### A tutorial introduction to the statistical theory of turbulent plasmas, a half-century after Kadomtsev’s Plasma Turbulence and the resonance-broadening theory of Dupree and Weinstock

In honour of the 50th anniversary of the influential review/monograph on plasma turbulence by B. B. Kadomtsev as well as the seminal works of T. H. Dupree and J. Weinstock on resonance-broadening theory, an introductory tutorial is given about some highlights of the statistical–dynamical description of turbulent plasmas and fluids, including the ideas of nonlinear incoherent noise, coherent damping, and self-consistent dielectric response. The statistical closure problem is introduced. Incoherent noise and coherent damping are illustrated with a solvable model of passive advection. Self-consistency introduces turbulent polarization effects that are described by the dielectric function${\mathcal{D}}$. Dupree’s method of using${\mathcal{D}}$to estimate the saturation level of turbulence is described; then it is explained why a more complete theory that includes nonlinear noise is required. The general theory is best formulated in terms of Dyson equations for the covariance$C$and an infinitesimal response function$R$, which subsumes${\mathcal{D}}$. An important example is the direct-interaction approximation (DIA). It is shown how to use Novikov’s theorem to develop an$\boldsymbol{x}$-space approach to the DIA that is complementary to the original$\boldsymbol{k}$-space approach of Kraichnan. A dielectric function is defined for arbitrary quadratically nonlinear systems, including the Navier–Stokes equation, and an algorithm for determining the form of${\mathcal{D}}$in the DIA is sketched. The independent insights of Kadomtsev and Kraichnan about the problem of the DIA with random Galilean invariance are described. The mixing-length formula for drift-wave saturation is discussed in the context of closures that include nonlinear noise (shielded by${\mathcal{D}}$). The role of$R$in the calculation of the symmetry-breaking (zonostrophic) instability of homogeneous turbulence to the generation of inhomogeneous mean flows is addressed. The second-order cumulant expansion and the stochastic structural stability theory are also discussed in that context. In conclusion, various historical research threads are mentioned and representative entry points to the literature are given.
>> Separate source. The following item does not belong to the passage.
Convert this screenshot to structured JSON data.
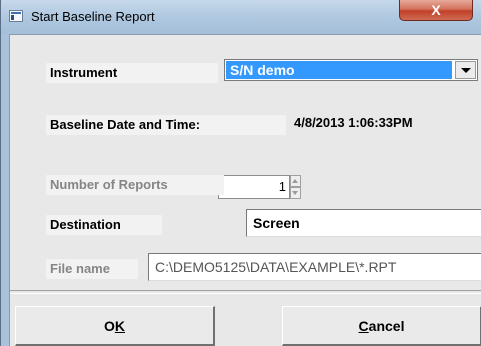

In addition, some outstanding conceptual issues are enumerated.
Authors:
[1]
1. Princeton Plasma Physics Lab. (PPPL), Princeton, NJ (United States)
Publication Date:
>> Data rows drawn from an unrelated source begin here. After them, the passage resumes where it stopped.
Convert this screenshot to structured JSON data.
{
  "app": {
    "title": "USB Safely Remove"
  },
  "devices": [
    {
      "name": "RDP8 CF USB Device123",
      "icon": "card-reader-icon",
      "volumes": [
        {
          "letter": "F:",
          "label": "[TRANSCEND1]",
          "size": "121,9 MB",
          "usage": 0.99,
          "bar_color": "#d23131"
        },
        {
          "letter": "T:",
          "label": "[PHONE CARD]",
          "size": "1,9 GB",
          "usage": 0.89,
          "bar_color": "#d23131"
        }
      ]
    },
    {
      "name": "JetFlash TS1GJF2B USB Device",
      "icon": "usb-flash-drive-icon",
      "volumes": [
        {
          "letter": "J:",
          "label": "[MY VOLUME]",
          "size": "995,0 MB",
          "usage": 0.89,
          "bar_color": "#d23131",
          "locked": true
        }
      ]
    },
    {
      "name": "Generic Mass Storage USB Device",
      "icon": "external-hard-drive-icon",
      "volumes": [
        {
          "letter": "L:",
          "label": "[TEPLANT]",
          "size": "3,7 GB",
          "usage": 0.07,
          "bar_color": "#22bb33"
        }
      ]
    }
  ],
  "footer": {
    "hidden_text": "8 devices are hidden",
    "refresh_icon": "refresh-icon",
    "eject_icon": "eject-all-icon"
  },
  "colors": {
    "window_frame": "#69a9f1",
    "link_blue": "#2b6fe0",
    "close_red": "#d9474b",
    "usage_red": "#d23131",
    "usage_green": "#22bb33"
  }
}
OSTI Identifier:
1256594
Report Number(s):
PPPL--5178
Journal ID: ISSN 0022-3778; applab; PII: S0022377815000756
Grant/Contract Number:
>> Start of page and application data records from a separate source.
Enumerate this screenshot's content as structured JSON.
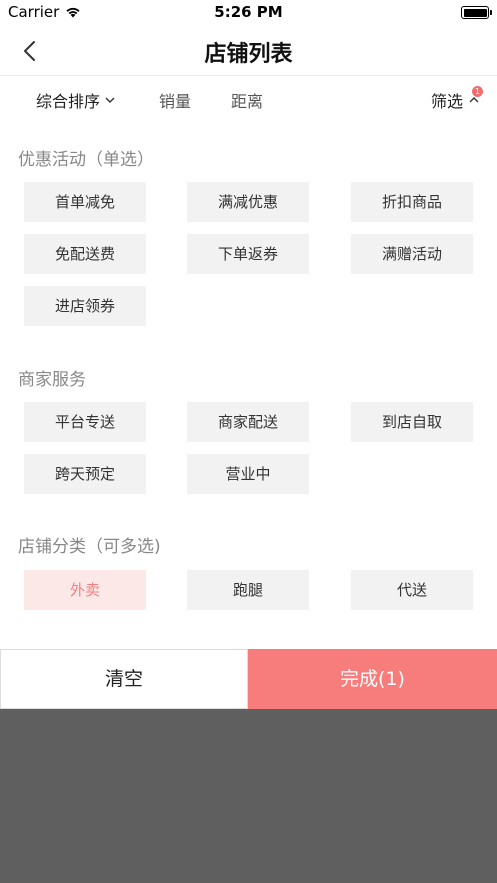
{
  "status_bar": {
    "carrier": "Carrier",
    "time": "5:26 PM"
  },
  "nav": {
    "title": "店铺列表"
  },
  "sort_bar": {
    "composite": "综合排序",
    "sales": "销量",
    "distance": "距离",
    "filter": "筛选",
    "filter_badge": "1"
  },
  "sections": {
    "promotions": {
      "title": "优惠活动（单选）",
      "options": [
        "首单减免",
        "满减优惠",
        "折扣商品",
        "免配送费",
        "下单返券",
        "满赠活动",
        "进店领券"
      ]
    },
    "services": {
      "title": "商家服务",
      "options": [
        "平台专送",
        "商家配送",
        "到店自取",
        "跨天预定",
        "营业中"
      ]
    },
    "categories": {
      "title": "店铺分类（可多选)",
      "options": [
        "外卖",
        "跑腿",
        "代送"
      ],
      "selected": "外卖"
    }
  },
  "actions": {
    "clear": "清空",
    "done": "完成(1)"
  },
  "colors": {
    "accent": "#f77d7d",
    "selected_bg": "#fde8e8",
    "selected_text": "#f08080",
    "overlay": "#5f5f5f"
  }
}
ACO2-09CH11466
Type:
Accepted Manuscript
Journal Name:
Journal of Plasma Physics